Try it> Each entry below should be output exactly, apart from its images.

Dataset rows for apps and sites
+---+
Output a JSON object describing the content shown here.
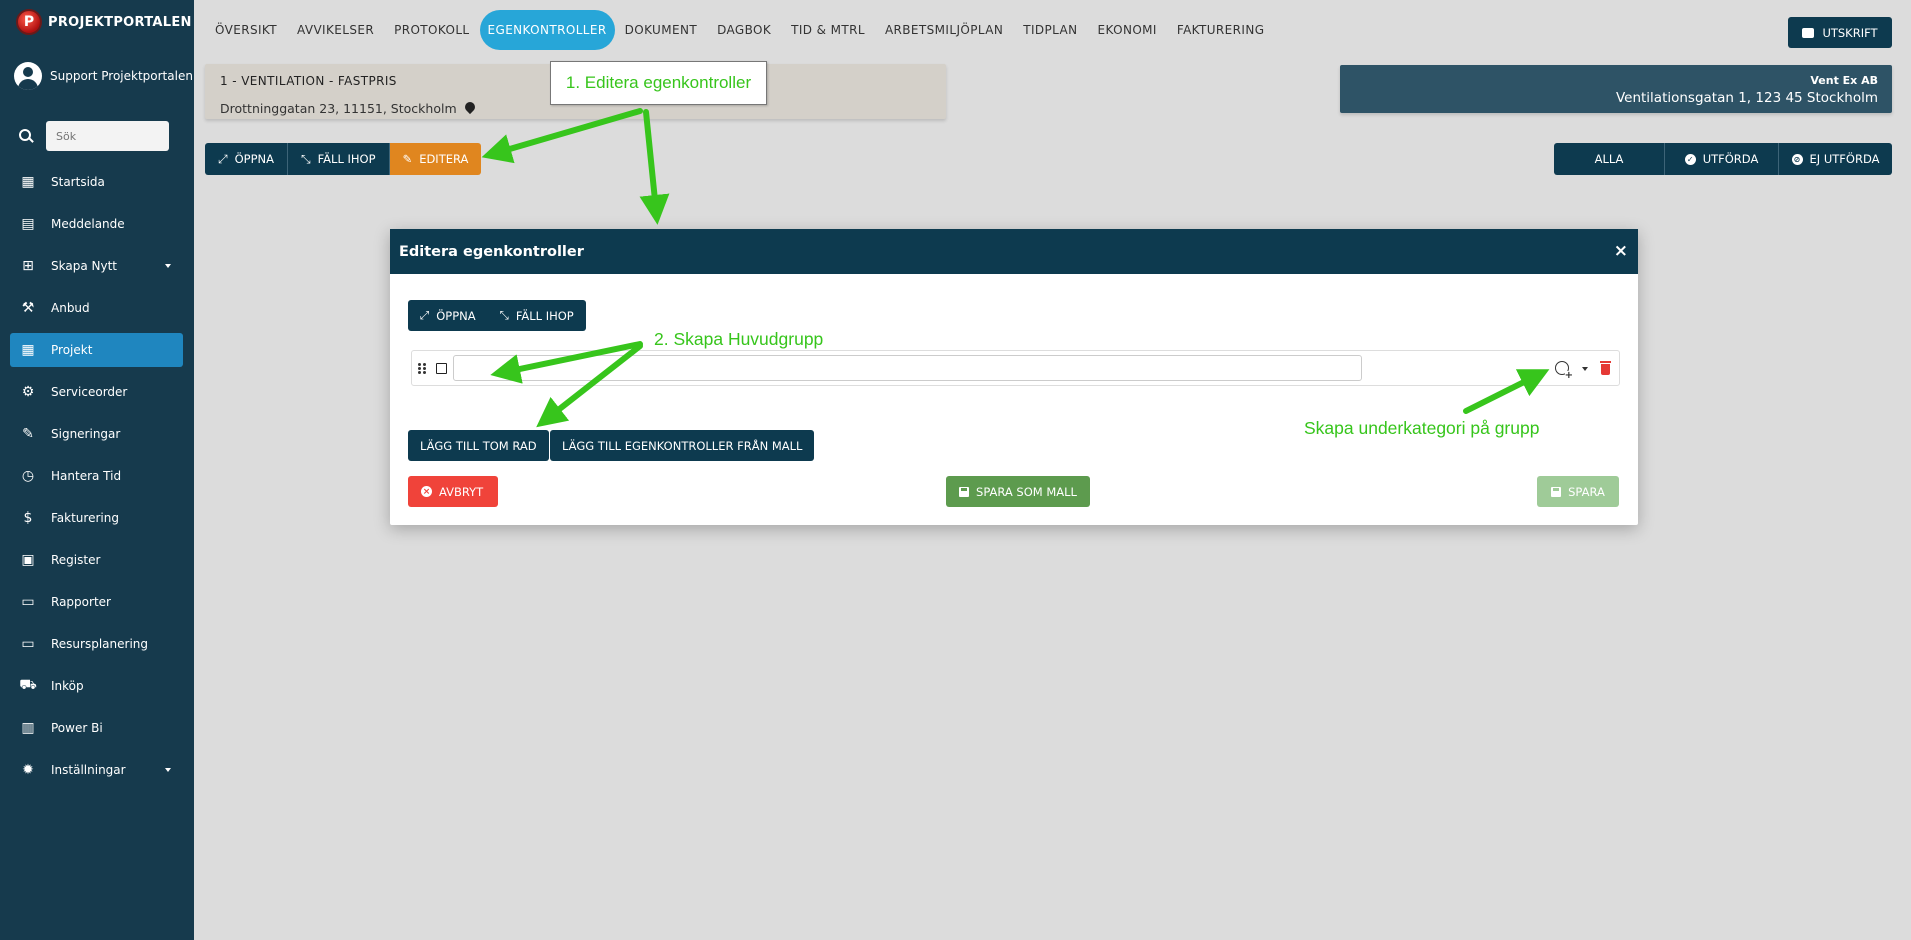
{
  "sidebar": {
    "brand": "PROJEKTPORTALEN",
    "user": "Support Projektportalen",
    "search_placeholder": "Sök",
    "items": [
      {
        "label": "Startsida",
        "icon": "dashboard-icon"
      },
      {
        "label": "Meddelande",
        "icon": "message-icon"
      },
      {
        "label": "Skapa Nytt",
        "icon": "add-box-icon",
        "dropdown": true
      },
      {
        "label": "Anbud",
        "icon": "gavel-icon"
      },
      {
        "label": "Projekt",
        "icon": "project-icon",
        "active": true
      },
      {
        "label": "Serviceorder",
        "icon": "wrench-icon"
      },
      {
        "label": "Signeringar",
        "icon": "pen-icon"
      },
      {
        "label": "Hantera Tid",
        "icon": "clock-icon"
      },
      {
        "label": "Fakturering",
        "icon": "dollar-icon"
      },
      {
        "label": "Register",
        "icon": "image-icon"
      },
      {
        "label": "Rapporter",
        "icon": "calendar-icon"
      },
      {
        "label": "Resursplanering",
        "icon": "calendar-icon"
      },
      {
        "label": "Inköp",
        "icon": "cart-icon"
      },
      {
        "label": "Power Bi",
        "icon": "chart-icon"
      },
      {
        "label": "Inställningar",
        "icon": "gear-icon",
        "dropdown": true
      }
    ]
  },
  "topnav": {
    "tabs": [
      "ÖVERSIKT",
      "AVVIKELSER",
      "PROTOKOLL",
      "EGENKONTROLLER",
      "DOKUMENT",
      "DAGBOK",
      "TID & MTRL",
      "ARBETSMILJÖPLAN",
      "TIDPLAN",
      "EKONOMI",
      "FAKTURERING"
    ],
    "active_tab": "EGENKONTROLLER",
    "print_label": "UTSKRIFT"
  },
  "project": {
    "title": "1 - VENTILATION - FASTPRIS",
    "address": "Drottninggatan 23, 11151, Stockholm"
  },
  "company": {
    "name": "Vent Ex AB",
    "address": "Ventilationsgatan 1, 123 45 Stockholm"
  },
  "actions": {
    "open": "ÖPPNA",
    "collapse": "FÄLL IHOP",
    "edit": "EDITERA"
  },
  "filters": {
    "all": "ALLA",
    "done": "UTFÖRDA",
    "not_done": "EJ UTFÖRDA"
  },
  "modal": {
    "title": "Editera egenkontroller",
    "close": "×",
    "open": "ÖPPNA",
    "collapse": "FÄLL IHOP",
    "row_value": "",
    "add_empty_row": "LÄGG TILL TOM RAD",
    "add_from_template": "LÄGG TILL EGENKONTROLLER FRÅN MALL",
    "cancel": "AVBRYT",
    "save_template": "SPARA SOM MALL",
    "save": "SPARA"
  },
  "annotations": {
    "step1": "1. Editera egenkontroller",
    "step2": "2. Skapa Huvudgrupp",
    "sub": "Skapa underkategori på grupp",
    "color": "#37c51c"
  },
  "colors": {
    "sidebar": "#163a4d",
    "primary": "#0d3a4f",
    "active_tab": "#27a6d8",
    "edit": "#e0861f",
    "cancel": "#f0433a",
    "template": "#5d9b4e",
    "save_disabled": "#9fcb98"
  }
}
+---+
Task output>
Output a JSON object describing the content shown here.
{
  "sidebar": {
    "brand": "PROJEKTPORTALEN",
    "user": "Support Projektportalen",
    "search_placeholder": "Sök",
    "items": [
      {
        "label": "Startsida",
        "icon": "dashboard-icon"
      },
      {
        "label": "Meddelande",
        "icon": "message-icon"
      },
      {
        "label": "Skapa Nytt",
        "icon": "add-box-icon",
        "dropdown": true
      },
      {
        "label": "Anbud",
        "icon": "gavel-icon"
      },
      {
        "label": "Projekt",
        "icon": "project-icon",
        "active": true
      },
      {
        "label": "Serviceorder",
        "icon": "wrench-icon"
      },
      {
        "label": "Signeringar",
        "icon": "pen-icon"
      },
      {
        "label": "Hantera Tid",
        "icon": "clock-icon"
      },
      {
        "label": "Fakturering",
        "icon": "dollar-icon"
      },
      {
        "label": "Register",
        "icon": "image-icon"
      },
      {
        "label": "Rapporter",
        "icon": "calendar-icon"
      },
      {
        "label": "Resursplanering",
        "icon": "calendar-icon"
      },
      {
        "label": "Inköp",
        "icon": "cart-icon"
      },
      {
        "label": "Power Bi",
        "icon": "chart-icon"
      },
      {
        "label": "Inställningar",
        "icon": "gear-icon",
        "dropdown": true
      }
    ]
  },
  "topnav": {
    "tabs": [
      "ÖVERSIKT",
      "AVVIKELSER",
      "PROTOKOLL",
      "EGENKONTROLLER",
      "DOKUMENT",
      "DAGBOK",
      "TID & MTRL",
      "ARBETSMILJÖPLAN",
      "TIDPLAN",
      "EKONOMI",
      "FAKTURERING"
    ],
    "active_tab": "EGENKONTROLLER",
    "print_label": "UTSKRIFT"
  },
  "project": {
    "title": "1 - VENTILATION - FASTPRIS",
    "address": "Drottninggatan 23, 11151, Stockholm"
  },
  "company": {
    "name": "Vent Ex AB",
    "address": "Ventilationsgatan 1, 123 45 Stockholm"
  },
  "actions": {
    "open": "ÖPPNA",
    "collapse": "FÄLL IHOP",
    "edit": "EDITERA"
  },
  "filters": {
    "all": "ALLA",
    "done": "UTFÖRDA",
    "not_done": "EJ UTFÖRDA"
  },
  "modal": {
    "title": "Editera egenkontroller",
    "close": "×",
    "open": "ÖPPNA",
    "collapse": "FÄLL IHOP",
    "row_value": "",
    "add_empty_row": "LÄGG TILL TOM RAD",
    "add_from_template": "LÄGG TILL EGENKONTROLLER FRÅN MALL",
    "cancel": "AVBRYT",
    "save_template": "SPARA SOM MALL",
    "save": "SPARA"
  },
  "annotations": {
    "step1": "1. Editera egenkontroller",
    "step2": "2. Skapa Huvudgrupp",
    "sub": "Skapa underkategori på grupp",
    "color": "#37c51c"
  },
  "colors": {
    "sidebar": "#163a4d",
    "primary": "#0d3a4f",
    "active_tab": "#27a6d8",
    "edit": "#e0861f",
    "cancel": "#f0433a",
    "template": "#5d9b4e",
    "save_disabled": "#9fcb98"
  }
}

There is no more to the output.